Fish species composition in New Jersey Salt Marshes: Effects of marsh alterations for mosquito control

C. W. Talbot, K. W. Able, J. K. Shisler

Research output: Contribution to journalArticlepeer-review

22 Scopus citations


Fish species composition and richness were compared among an unaltered New Jersey salt marsh and marshes altered for mosquito control, based on monthly seine collections over a year. Impounded marshes (stop-ditched and low-level impoundments) had distinctly different fish assemblages from that of an unaltered marsh. Marshes altered by open marsh water management (OMWM) techniques had tidal flows and assemblages similar to that of an unaltered marsh. The most pronounced dissimilarities in species composition were attributable to differences in salinity. Freshwater and oligohaline species dominated in low salinities, such as in some impounded areas. In the higher-salinity areas, as in OMWM and unaltered marshes, a typical estuarine assemblage was abundant. Movements of some species from OMWM and unaltered sites in winter caused characteristic changes in faunal composition and abundance. Among impoundments, however, seasonal patterns of species composition, richness, and abundance varied inconsistently. Regardless of type of alteration, salinity and habitat preference appeared to account for most of the variation in species composition and richness.

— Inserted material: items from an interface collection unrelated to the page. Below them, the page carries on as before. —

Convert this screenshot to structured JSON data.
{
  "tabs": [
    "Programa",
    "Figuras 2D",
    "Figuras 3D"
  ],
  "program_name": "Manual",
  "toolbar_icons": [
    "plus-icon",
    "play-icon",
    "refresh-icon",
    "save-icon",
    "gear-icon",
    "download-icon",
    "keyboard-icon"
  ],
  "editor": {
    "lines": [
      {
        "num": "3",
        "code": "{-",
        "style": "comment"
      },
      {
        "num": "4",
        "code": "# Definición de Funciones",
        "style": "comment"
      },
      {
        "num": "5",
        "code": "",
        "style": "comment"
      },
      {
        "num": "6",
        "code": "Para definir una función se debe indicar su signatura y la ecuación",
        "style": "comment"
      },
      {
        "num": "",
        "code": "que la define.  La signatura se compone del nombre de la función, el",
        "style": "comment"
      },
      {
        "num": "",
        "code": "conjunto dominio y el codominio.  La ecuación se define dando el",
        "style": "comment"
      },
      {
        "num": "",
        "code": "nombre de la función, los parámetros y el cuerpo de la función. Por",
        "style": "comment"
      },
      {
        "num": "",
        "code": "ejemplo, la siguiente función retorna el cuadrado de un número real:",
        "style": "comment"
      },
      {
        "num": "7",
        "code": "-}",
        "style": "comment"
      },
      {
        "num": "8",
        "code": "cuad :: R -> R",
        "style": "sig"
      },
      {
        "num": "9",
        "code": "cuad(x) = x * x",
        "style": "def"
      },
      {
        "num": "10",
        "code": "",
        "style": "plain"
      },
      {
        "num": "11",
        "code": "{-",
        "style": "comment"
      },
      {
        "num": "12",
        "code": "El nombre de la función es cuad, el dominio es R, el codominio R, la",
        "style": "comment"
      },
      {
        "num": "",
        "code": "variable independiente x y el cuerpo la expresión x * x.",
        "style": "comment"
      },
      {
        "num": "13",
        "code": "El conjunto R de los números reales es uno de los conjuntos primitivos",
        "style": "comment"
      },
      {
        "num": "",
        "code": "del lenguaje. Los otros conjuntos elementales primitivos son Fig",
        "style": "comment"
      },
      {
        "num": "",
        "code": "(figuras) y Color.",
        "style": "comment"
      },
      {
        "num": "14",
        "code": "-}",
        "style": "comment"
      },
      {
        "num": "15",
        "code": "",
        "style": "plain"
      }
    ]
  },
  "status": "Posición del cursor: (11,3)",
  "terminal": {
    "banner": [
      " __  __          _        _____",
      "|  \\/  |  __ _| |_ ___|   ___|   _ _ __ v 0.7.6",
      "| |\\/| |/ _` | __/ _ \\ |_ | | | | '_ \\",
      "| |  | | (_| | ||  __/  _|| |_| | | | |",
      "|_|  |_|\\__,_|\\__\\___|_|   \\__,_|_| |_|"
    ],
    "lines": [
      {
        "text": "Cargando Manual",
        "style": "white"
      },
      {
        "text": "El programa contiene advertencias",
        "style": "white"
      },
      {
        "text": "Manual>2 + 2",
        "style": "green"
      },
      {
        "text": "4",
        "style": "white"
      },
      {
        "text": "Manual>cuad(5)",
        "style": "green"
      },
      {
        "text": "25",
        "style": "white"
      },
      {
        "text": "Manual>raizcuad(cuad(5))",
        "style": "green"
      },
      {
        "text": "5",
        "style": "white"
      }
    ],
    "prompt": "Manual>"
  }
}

Original languageEnglish (US)
Pages (from-to)269-278
Number of pages10
JournalTransactions of the American Fisheries Society
Issue number2
StatePublished - Mar 1986

All Science Journal Classification (ASJC) codes

  • Ecology, Evolution, Behavior and Systematics
  • Aquatic Science


Dive into the research topics of 'Fish species composition in New Jersey Salt Marshes: Effects of marsh alterations for mosquito control'. Together they form a unique fingerprint.

Cite this